Discuss the contrast that Twain creates between the river and the shore.
Explain how the places differ, what each represents, and how the contrasting elements contribute to the overall meaning of the work (theme).
To me, the river represents a refuge for Huck and Jim, especially, from the shore, which represents the society as a whole. The society of the time is bad for both of them -- it wants to enslave Jim and it wants to civilize Huck. On the river, they can escape these problems.
On the river, nothing bad really happens to them. On shore, among other things, Huck's dad can get him, the Grangerford feud can happen and Jim can be taken as a runaway slave.

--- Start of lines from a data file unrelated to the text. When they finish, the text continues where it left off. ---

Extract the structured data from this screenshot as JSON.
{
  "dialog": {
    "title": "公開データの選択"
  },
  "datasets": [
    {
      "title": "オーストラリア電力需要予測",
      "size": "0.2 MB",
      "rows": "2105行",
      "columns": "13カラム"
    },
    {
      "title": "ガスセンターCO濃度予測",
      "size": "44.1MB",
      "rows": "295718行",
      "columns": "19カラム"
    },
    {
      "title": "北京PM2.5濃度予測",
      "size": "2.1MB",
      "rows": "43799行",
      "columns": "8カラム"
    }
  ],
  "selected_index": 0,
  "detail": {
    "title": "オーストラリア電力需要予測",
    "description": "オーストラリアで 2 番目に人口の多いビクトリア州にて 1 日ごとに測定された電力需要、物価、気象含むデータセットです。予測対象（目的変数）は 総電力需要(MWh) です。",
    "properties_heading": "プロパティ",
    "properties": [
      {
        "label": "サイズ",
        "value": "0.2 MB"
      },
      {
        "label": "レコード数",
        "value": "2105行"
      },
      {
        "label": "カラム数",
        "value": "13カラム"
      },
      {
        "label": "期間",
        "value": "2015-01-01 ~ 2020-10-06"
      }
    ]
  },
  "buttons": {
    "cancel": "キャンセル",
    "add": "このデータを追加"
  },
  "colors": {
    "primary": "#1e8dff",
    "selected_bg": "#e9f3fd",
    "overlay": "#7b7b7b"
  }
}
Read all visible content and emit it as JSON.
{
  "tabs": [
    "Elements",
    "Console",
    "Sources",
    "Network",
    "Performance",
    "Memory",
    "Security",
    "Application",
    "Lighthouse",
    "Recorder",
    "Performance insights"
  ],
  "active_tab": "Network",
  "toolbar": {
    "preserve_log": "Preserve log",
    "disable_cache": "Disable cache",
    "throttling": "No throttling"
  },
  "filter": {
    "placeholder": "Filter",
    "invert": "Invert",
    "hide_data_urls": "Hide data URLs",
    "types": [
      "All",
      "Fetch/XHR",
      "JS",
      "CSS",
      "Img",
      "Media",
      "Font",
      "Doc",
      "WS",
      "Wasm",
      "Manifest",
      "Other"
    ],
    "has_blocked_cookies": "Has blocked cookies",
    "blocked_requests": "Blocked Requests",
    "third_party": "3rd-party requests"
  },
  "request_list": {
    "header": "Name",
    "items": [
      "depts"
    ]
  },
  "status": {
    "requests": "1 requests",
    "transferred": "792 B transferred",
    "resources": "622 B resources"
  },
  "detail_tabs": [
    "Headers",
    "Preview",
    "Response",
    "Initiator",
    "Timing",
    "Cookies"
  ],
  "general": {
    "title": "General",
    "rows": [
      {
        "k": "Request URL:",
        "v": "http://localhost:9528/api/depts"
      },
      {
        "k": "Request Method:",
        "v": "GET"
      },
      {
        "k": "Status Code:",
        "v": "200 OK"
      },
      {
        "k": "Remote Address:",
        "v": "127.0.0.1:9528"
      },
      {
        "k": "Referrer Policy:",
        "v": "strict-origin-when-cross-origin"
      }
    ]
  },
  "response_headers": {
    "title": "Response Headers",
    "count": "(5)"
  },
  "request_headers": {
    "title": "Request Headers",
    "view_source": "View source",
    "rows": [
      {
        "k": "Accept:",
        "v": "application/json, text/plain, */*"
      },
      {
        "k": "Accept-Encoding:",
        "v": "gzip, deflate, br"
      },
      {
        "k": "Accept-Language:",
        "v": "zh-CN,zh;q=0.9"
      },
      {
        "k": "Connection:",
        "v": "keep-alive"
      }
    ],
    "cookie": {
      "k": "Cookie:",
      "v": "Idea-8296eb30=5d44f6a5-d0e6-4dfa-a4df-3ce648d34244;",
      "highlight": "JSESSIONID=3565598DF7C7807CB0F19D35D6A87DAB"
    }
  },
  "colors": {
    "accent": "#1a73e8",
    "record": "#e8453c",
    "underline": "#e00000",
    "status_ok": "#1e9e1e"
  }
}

The contrast between the two contributes to one of the overall theme of the work, which is freedom. Both Huck and Jim want to be free, each in his own way. The differences between what happens to them on the river and what happens on the shore highlight that struggle.